- What should you not do in a deposition?
- How long does a deposition usually take?
- What kind of questions do they ask at a deposition?
- Do most cases settle after a deposition?
- What questions Cannot be asked in a deposition?
- How long after a deposition does a case settle?
- Should I take a plea or go to trial?
- Can I refuse to answer a question during a deposition?
- Do I legally have to go to a deposition?
- What is the main purpose of a deposition?
- What should you not say in a deposition?
- What is the next step after a deposition hearing?
What should you not do in a deposition?
10 Things Not To Do in Your DepositionLie.
Begin an answer with “Well to be honest with you…”.
Guess and speculate.
Engage in casual conversations with the court reporter and other people present in the depositions.
Don’t review documents carefully.
Lose your temper.
Don’t take breaks.More items…•.
How long does a deposition usually take?
How long does it take? Most depositions are in the two hour range, but they can go from one hour to several days. A lot depends on the complexity of the case as well as the deponent giving the answers. Also, the attorney’s experience can affect the length.
What kind of questions do they ask at a deposition?

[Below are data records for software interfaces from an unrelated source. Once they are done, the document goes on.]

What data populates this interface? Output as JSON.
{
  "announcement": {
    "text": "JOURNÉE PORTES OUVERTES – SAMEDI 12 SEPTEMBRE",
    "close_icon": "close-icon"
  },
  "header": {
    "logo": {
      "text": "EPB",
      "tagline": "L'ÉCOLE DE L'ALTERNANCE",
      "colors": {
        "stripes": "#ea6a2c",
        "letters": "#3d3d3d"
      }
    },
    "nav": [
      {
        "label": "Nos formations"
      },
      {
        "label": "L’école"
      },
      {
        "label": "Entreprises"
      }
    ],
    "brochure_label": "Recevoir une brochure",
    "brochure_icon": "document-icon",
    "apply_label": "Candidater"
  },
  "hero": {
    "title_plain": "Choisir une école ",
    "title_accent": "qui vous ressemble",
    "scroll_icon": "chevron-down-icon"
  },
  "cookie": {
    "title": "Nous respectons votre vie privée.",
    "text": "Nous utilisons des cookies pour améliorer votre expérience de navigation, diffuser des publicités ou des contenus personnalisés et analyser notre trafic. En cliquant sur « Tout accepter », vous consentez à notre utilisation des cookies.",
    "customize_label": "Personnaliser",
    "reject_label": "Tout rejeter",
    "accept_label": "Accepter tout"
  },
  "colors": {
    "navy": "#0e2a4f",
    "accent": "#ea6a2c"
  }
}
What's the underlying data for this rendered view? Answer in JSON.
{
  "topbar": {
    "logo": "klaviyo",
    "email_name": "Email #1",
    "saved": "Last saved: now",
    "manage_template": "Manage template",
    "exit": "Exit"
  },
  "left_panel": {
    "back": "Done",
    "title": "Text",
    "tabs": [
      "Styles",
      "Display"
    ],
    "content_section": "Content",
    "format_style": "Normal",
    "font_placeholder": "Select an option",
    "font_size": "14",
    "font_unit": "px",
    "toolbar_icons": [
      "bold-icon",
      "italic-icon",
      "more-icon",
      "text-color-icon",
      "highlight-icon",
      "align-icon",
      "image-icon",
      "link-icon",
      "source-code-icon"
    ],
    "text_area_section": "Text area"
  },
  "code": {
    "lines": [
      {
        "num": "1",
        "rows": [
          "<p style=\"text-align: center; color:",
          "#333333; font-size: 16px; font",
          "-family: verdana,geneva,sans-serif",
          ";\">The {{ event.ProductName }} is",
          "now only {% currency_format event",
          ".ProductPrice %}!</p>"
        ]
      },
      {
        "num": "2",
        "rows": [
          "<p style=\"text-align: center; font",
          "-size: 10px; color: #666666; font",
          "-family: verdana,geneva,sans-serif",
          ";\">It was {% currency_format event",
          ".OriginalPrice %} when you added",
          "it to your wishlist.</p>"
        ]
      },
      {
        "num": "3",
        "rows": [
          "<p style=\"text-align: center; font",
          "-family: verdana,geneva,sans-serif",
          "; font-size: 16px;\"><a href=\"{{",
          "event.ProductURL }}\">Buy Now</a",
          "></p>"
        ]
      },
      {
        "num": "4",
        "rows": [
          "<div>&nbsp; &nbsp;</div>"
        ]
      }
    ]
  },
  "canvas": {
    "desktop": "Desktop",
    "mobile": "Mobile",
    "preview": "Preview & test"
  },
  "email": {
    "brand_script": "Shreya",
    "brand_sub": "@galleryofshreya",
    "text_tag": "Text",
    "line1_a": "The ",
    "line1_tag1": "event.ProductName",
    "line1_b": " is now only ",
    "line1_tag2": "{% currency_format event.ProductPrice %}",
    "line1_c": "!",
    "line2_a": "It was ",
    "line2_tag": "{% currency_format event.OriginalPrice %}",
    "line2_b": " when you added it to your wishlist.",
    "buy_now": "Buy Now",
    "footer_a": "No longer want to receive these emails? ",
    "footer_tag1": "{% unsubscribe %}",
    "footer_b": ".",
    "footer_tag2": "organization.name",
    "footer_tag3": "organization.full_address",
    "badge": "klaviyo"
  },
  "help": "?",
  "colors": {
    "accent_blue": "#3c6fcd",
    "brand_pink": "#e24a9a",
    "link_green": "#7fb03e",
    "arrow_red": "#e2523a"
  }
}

Commonly asked preliminary questions include the following:You understand that you are under oath? … Have you ever had your deposition taken in the past?You understand that your responses here have the same force as in a courtroom with a judge and jury?Are you prepared to answer my questions today?More items…•
Do most cases settle after a deposition?
There is no given time where all cases settle, or a guarantee that any particular case will end in a settlement. However, the majority of civil lawsuits (which includes personal injury cases) settle before trial. Many of these cases will settle at the close of the discovery phase, which includes depositions.
What questions Cannot be asked in a deposition?
Which Questions Shouldn’t I Answer in a Deposition?Private information. You have a right to refuse any questions about a person’s health, sexuality, or religious beliefs (including your own). … Privileged information. … Irrelevant information.
How long after a deposition does a case settle?
Provided everything is uncontested, negotiations can be quick. You should expect at least six weeks for a simple case. However, if anything is contested, it could take longer to reach a settlement if one is reached at all. Negotiations are arguably the most variable stage in a lawsuit, so they often take a long time.
Should I take a plea or go to trial?
If you believe you will be found guilty, or if there is irrefutable evidence against you, often a plea deal will offer you the best terms for your charge. However, if you are seeking acquittal of the crime, you must go to trial.
Can I refuse to answer a question during a deposition?
In most cases, a deponent cannot refuse to answer a question at a deposition unless the answer would reveal privileged or irrelevant private information or the court previously ordered that the information cannot be revealed (source). However, there are certain types of questions that do not have to be answered.
Do I legally have to go to a deposition?
While you may be required to attend a deposition, there are also limitations on where they can occur. Under the Federal Rules of Civil Procedure deponents must be given appropriate notice of the time and place of a deposition.
What is the main purpose of a deposition?
A deposition generally serves two purposes: (1) find out what you know; and (2) preserve your testimony for later use (either in motions to be filed with the Court or at trial).
What should you not say in a deposition?
Things to Avoid During a DepositionNever Guess to Answer a Question.Avoid Any Absolute Statements.Do Not Use Profanity.Do Not Provide Additional Information.Avoid Making Light of the Situation.Never Paraphrase a Conversation.Do Not Argue or Act Aggressively.Avoid Providing Privileged Information.
What is the next step after a deposition hearing?
Once an attorney has taken depositions, there are a few more steps before the case proceeds to court: Discovery continues. Depositions often reveal further details or witnesses in a case. Because of this, attorneys often need to do further investigation, follow up on new facts, and depose additional witnesses.